Greenspan emphasized his often-repeated point that such low rates are unsustainable in the longer run, and said that he sees nascent inflation as the possible end to the bond bull market. “We’re moving into the very early stages of inflation acceleration,” Greenspan said. “That could be the trigger.”
To be sure, Greenspan admits that such a substantial rate move will not happen without substantial side-effects, and he warned that challenges lie ahead as longer-term rates adjust upward toward a more historically normal level: "It’s a problem, as in going from where we are now to 4 or 5 percent,” he said. "There’s a whole structure of adjustments which have taken place, basically since 2008, which have to be unwound, and that’s not going to be done without a problem."
The biggest problem, as Greenspan explained in another interview in July, is that surging inflation - on both the short and long end of the curve - would almost certainly lead to stagflation:
Three fourths of the major economies, OEC economies for example, have, over the last five years, have had a less than a one percent annual rate of upward growth. The economy can't go anywhere under those conditions, and we're getting a state of stagnation which is not only evident in the United States but pretty much throughout Europe and the far east. And as a consequence of that, it's very difficult to see where the next step is except what I'm concerned about mostly, is stag-flation, meaning I think we're seeing the very early signs of inflation beginning finally to pick up as the issue of deflation fades.
Since stagflation is traditionally a concurent indicator of recession, Greenspan was then quizzed if he expects a US recession in the next 12-24 months, to which he refused to provide a clear answer:

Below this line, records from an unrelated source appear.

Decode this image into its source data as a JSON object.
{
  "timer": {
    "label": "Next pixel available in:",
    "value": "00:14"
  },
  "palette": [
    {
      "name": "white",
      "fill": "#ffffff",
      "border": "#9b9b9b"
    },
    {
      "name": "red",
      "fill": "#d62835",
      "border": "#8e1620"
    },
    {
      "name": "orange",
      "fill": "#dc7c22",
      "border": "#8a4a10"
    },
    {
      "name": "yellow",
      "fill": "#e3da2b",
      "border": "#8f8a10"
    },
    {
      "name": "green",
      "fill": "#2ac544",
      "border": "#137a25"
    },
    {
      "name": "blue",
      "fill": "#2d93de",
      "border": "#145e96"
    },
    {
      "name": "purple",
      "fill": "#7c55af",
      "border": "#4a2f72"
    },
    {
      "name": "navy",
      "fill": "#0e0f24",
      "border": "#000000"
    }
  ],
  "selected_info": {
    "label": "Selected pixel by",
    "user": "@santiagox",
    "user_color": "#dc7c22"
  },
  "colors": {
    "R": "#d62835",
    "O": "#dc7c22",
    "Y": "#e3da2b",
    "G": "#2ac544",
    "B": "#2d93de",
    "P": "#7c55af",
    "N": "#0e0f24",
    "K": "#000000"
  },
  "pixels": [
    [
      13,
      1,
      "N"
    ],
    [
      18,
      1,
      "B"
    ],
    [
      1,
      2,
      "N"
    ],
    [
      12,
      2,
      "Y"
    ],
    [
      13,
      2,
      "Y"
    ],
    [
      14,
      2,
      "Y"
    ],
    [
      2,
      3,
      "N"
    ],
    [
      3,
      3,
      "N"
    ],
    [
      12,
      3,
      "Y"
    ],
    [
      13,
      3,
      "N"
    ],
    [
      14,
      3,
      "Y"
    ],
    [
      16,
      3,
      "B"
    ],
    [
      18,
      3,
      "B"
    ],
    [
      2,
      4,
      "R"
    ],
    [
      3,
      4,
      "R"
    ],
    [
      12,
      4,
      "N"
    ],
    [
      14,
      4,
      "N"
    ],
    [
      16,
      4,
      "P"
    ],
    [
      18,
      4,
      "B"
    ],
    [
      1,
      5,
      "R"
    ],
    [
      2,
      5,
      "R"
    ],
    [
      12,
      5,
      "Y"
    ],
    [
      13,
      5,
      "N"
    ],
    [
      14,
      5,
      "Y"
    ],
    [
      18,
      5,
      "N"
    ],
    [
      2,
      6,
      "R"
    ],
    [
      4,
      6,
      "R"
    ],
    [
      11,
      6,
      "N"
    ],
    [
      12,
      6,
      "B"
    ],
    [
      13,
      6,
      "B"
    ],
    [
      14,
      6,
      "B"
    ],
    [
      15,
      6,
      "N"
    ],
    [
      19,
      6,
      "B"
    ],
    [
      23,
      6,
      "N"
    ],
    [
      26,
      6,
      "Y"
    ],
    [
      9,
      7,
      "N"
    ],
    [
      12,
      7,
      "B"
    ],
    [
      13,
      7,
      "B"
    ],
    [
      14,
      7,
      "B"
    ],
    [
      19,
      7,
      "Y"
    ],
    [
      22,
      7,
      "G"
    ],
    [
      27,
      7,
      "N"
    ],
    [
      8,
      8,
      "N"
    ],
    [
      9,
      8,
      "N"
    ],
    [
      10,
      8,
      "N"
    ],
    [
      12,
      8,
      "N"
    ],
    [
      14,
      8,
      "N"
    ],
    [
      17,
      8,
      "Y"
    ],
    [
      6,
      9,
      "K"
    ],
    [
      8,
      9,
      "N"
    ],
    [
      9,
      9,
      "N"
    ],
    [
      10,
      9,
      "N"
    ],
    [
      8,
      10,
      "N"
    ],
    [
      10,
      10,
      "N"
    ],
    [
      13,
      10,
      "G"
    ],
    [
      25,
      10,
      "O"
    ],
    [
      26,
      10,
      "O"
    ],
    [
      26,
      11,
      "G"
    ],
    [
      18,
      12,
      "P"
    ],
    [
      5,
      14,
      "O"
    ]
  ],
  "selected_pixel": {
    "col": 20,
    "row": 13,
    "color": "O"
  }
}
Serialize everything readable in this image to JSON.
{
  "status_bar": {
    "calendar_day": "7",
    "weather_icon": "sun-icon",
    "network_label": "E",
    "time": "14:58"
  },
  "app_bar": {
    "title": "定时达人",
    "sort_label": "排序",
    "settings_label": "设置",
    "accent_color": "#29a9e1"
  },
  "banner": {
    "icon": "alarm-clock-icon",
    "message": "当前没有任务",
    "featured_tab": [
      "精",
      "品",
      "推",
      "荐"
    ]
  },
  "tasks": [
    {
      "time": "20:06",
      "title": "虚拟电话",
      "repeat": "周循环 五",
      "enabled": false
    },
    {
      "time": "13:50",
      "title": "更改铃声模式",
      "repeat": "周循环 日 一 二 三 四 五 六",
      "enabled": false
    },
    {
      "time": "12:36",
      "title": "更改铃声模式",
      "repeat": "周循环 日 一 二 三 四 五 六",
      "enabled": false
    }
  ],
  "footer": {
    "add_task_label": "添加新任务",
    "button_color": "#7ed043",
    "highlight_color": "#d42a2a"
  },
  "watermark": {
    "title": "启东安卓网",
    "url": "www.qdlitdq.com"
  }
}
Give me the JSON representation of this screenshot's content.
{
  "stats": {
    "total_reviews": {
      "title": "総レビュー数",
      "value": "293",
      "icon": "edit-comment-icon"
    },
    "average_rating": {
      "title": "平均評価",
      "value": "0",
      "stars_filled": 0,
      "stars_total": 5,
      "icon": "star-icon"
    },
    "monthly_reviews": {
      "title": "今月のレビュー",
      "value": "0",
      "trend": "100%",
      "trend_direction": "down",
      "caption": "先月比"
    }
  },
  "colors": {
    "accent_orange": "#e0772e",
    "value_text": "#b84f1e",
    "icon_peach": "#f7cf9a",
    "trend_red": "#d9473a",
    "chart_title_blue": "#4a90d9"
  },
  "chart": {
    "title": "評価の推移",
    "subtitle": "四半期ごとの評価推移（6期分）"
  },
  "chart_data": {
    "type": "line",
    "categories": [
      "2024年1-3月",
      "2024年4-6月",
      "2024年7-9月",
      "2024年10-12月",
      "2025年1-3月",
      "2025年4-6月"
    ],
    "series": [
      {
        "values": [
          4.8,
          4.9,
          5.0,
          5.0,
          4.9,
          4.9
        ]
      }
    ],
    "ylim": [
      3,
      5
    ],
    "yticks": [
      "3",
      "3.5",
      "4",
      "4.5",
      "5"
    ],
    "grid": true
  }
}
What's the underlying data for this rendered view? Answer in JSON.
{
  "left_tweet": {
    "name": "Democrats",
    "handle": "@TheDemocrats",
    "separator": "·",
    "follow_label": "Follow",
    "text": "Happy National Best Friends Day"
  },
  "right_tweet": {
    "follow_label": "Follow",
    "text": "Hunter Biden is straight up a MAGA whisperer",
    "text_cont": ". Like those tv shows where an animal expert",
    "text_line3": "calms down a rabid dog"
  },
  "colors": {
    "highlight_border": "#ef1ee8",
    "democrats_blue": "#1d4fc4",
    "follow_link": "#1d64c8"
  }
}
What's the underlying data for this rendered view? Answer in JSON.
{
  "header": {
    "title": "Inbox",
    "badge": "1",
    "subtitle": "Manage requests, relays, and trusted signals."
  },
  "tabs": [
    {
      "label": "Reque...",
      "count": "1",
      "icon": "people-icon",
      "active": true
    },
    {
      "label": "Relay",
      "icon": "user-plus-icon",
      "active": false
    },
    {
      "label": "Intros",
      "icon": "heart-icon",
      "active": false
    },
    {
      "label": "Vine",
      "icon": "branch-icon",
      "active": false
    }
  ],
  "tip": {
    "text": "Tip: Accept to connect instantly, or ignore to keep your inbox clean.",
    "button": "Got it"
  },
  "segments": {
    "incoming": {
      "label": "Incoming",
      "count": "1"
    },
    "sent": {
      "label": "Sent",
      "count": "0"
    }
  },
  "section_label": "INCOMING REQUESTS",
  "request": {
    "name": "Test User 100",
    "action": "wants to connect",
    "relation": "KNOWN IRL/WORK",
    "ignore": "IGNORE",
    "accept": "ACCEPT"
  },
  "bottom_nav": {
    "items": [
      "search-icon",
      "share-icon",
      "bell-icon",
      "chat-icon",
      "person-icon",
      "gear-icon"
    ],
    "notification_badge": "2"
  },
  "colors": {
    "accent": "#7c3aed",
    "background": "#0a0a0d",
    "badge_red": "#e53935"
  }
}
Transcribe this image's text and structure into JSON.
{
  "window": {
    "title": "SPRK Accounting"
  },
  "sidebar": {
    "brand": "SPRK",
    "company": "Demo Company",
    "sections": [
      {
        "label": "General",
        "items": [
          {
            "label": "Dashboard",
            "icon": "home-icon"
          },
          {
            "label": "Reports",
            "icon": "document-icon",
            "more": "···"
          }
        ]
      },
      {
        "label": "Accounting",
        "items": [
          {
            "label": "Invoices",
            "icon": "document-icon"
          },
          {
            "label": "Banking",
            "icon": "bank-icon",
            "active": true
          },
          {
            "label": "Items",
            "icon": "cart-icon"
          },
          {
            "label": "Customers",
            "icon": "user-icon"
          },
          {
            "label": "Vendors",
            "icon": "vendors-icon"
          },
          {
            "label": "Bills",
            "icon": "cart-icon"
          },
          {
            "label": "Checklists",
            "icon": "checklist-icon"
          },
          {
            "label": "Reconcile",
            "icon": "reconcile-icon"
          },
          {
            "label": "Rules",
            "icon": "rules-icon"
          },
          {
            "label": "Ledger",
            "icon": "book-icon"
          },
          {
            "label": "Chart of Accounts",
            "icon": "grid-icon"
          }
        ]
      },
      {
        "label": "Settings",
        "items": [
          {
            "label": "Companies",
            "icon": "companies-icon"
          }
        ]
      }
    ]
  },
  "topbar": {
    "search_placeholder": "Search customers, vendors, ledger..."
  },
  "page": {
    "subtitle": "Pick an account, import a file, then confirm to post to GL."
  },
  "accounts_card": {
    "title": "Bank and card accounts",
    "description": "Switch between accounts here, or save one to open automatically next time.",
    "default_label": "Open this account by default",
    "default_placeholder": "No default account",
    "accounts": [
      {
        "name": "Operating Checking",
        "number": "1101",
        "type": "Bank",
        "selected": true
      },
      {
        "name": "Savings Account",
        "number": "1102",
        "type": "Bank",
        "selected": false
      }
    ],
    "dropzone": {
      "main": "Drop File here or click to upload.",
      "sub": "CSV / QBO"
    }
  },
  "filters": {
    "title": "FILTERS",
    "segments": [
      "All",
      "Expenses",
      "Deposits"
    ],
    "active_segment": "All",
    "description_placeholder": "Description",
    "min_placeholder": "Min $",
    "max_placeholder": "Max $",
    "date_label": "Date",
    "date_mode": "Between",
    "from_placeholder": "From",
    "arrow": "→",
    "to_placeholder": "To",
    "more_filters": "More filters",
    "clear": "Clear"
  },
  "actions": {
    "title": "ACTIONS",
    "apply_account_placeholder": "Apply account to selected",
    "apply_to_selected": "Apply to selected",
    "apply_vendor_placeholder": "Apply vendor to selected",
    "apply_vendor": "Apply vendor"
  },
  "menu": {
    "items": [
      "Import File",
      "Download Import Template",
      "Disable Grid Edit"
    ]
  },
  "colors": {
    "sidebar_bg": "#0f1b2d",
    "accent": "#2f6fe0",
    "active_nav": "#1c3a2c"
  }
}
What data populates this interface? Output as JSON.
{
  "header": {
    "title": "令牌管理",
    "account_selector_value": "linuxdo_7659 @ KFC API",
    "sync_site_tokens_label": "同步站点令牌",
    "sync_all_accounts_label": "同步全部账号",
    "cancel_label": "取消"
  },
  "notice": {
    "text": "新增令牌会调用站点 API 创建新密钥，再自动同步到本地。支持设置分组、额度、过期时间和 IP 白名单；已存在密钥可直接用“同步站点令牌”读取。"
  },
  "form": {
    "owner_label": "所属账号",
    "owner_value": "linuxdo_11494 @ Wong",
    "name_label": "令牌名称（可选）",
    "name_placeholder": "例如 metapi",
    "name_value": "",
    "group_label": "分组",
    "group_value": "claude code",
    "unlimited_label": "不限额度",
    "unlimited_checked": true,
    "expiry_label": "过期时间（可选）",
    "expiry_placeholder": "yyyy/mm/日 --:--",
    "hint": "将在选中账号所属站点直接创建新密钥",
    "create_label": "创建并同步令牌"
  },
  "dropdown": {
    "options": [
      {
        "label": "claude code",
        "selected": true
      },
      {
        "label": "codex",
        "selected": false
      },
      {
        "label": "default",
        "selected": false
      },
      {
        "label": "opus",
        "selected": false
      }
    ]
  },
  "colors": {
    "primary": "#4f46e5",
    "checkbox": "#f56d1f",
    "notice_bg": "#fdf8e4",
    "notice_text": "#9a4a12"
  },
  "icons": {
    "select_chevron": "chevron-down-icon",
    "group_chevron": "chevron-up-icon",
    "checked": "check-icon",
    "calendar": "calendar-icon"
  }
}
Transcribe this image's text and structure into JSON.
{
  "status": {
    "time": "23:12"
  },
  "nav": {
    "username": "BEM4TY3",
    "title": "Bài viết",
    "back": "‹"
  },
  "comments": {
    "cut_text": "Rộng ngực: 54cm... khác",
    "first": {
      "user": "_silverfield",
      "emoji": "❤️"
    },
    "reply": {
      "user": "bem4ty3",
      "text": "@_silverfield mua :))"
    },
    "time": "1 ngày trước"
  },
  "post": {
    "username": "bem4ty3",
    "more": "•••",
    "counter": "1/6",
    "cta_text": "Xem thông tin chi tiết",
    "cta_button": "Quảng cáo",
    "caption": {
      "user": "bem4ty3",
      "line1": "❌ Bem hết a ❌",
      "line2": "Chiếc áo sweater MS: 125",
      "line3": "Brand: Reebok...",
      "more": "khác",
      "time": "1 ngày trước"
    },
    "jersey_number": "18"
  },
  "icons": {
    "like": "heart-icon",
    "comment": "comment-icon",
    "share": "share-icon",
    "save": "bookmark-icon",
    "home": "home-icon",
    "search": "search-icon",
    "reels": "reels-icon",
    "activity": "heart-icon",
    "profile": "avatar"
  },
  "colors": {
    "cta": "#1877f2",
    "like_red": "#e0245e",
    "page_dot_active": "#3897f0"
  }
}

It's very difficult to say. In fact, I don't think you can describe the world economies in terms of the old conventional issue of inflation, recession, and the like. What we are dealing with is a population that is aging very rapidly, and that is inducing a major increase in so-called social benefits, what we in the United States call entitlements. And that is dominating the whole financial system, and until we come to understand that we have got to slow this rate of growth, which in the United States has been 9% per year since 1965, we are now down to the point where it's taken so much savings out of the economy that we're not getting enough investment, but that has very little to do with whether we're going in a recession or not. I think we're just in a stagnation state.
While Greenspan may well be right in his assessment, one area where we clearly disagree is his take on rising wages, which is also a prevalent sentiment among the investing community. Back in July Greenspans said that "we're beginning to get a pickup in wages beyond the rate of growth of productivity, and that is usually the best indicator."
Actually that is incorrect: as we showed on Friday, the one place were wages are rising, and are doing so at a record pace, is in pay for managerial, supervisory workers, those who are already highly-paid, and where the marginal change in wages does not result in a substantial impact on the economy.
At the same time, wages of non-supervisory, production workers have been largely unchanged over the past two years, and when adjusted for core inflation, have barely experienced any growth.
And then there is the question of just how a 5% interest rate across total US debt would be internalized: as the following chart from Bridgewater shows, a 5% rate across the hundreds of trillions in total US obligations would lead to nothing short of a massive shock to the sytem.
In any event, a modest move may have started already, with 10Y yields rising today to 1.82%, back to a five-month high after the Federal Bureau of Investigation reaffirmed that Democratic candidate Hillary Clinton didn’t commit a crime in handling her e-mails as secretary of state, a move of such a magnitude would involve trillions in mark-to-market losses as both Ray Dalio and Goldman warned recently.
In the interview Greenspan also said that he would like to repeal the Dodd-Frank Act, the post-crisis financial regulation measure that he said is reducing liquidity in the financial system, and replace it with a large equity-to-asset ratio requirement for financial intermediaries, according to Bloomberg. “I would very much like to go back to square one, repeal Dodd-Frank,” Greenspan said, adding that he’s “thinking of 20 to 30 percent capital requirements.”